March 7, 2012 |
In early December, Liu Zhangning was tending her cabbage patch when she saw a tall yellow construction crane in the distance. At night, the work lights made it seem like day. Fifteen days later, a 30-story hotel towered over her village on the outskirts of the city like a glass and steel obelisk. "I couldn't really believe it," Liu said. "They built that thing in under a month. " A time-lapse video of the project in Changsha, which shows the prefabricated building being assembled on site, has racked up more than 5 million views on YouTube and left Western architects speechless.
July 19, 1992 |
We live in a contradictory age, when city slickers pay a fortune to become weekend buckaroos herding cattle in the Wyoming outback, yet disdain red meat at the dinner table in favor of some pale bottom-trash fish with a sprig of parsley in its mouth. I'm sorry, Hopalong, but this won't do. If you seek the authentic western experience you had better be prepared to sink your canines into a serious chunk of bovine.
February 15, 2013 |
In celebration of Chinese New Year, the Hammer Museum published Los Angeles Times restaurant critic Jonathan Gold 's picks for the best regional Chinese food in Los Angeles. It's your map to the San Gabriel Valley by regional cuisine. Beijing style: Beijing Pie House , 846 E. Garvey Ave., Monterey Park. Try the lamb pie and pan-fried meat cake. Chengdu style: Lucky Noodle King , 534 E. Valley Blvd., #10, San Gabriel, (626) 573-5668, www.luckynoodleking.com.
June 25, 2011 |
British researchers have developed what they say is a "cure" for Type 2 diabetes, the most common form of the disease. And all you have to do is starve yourself for eight weeks. Roy Taylor, head of the magnetic resonance imaging unit at Newcastle University in Britain, and his colleagues studied 11 patients who had developed diabetes later in life and who had had it for several years. The patients averaged 220 pounds at the beginning of the study. Each was put on a 600-calorie-per-day diet that included a special diet drink and non-starchy vegetables, such as broccoli, asparagus and cabbage.
February 1, 1996 |

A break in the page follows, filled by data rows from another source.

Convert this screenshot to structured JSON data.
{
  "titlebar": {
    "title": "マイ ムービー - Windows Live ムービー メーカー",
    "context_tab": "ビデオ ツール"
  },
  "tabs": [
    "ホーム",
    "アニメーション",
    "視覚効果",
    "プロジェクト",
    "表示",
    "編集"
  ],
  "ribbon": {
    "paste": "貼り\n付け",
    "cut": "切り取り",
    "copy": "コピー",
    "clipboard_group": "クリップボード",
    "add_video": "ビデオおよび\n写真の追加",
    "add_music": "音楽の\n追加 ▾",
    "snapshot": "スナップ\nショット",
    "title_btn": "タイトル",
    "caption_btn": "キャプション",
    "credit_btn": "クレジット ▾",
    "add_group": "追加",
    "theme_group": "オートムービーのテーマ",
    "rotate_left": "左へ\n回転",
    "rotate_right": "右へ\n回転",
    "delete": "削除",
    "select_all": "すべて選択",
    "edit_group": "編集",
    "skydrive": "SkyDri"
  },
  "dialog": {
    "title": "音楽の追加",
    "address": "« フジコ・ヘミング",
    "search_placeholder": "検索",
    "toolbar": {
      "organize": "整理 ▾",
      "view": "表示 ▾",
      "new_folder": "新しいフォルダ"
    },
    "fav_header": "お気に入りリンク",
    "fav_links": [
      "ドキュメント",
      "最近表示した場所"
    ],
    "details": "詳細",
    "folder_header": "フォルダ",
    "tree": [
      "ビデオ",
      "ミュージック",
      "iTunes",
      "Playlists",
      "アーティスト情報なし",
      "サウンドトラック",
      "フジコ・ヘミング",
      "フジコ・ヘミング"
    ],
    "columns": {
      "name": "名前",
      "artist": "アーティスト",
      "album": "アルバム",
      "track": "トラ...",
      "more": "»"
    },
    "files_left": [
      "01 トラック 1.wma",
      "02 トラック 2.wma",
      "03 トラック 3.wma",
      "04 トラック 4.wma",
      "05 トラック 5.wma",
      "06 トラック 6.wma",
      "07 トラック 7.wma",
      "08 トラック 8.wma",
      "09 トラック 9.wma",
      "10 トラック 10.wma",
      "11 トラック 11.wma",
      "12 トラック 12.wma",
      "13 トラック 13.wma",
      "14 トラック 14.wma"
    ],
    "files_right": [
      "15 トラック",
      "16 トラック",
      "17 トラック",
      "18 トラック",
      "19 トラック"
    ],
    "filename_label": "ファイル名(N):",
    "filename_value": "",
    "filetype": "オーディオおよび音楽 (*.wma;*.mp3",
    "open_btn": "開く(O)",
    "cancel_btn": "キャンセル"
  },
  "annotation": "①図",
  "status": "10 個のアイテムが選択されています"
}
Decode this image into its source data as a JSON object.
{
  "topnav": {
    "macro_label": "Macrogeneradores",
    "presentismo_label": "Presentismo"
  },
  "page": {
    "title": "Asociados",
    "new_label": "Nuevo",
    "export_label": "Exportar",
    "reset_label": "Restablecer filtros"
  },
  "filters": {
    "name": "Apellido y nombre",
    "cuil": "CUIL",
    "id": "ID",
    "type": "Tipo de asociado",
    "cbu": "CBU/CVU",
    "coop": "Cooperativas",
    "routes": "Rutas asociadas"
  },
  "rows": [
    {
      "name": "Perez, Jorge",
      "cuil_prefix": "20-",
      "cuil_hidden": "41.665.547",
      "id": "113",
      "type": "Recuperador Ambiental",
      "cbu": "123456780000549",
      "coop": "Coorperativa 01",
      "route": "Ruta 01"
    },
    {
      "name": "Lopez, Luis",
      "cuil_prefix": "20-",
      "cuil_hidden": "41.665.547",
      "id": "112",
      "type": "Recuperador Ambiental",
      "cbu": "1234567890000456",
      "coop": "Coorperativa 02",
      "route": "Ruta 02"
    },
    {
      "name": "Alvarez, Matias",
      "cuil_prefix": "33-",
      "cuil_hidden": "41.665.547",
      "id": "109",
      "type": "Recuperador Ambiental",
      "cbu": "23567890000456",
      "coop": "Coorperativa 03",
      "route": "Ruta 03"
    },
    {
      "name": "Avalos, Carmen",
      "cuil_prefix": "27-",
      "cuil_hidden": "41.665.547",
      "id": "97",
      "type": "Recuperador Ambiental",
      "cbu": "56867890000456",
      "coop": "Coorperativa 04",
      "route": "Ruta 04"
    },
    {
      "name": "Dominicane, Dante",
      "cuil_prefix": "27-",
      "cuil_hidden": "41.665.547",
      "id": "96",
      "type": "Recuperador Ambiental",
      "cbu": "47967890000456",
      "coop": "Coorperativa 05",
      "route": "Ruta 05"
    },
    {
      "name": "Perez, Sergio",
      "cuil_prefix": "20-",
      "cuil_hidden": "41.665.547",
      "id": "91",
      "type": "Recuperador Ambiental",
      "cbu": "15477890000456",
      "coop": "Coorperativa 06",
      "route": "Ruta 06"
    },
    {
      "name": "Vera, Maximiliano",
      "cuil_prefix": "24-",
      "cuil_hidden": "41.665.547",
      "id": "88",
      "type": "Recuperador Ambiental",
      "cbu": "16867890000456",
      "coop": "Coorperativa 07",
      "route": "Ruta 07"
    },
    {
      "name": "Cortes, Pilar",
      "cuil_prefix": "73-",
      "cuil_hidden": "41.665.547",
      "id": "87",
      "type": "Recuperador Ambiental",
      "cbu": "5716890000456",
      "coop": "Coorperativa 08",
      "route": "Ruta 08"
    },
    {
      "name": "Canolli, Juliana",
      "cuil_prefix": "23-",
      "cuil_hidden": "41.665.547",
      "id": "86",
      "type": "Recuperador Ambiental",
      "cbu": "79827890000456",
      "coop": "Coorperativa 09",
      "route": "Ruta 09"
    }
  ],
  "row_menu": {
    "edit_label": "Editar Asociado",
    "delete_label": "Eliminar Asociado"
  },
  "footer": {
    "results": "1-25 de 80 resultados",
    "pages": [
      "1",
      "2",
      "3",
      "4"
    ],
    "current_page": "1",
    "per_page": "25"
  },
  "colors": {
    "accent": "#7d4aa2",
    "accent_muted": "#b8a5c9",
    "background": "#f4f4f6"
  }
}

"You cannot go away without eating," protested Rosalind Sein as I rose to depart. "It's Burmese tradition to always feed friends who come to your home." Although Sein was busy packing for a trip to Myanmar, she had nevertheless arranged lunch. Her daughter Evelyn had made a fish casserole. Sein herself had prepared a green bean salad with the toasty flavors of roasted peanut powder and sesame seeds. This she served with steamed rice and a soup that contained dried mushrooms brought from Myanmar.
HOME & GARDEN
November 2, 1991 |
Companion planting, as its name indicates, is a friendly, old-time garden practice. It means growing two or more different kinds of plants close together with the hope that some mutual benefits will result. Early settlers in America found Indians planting corn and pumpkins close together. In small, space-limited gardens, companion planting offers efficiency.
March 11, 1993 |
My sister became a terrific cook long before I even learned to turn on an oven. True, she made some batches of grainy fudge in the kitchen of our Cleveland home when we were kids, but that didn't deter her from continually trying new recipes and then perfecting them to suit her taste. Bobbie married, and while raising a family, also owned and operated a delicatessen on Cleveland's west side for 25 years.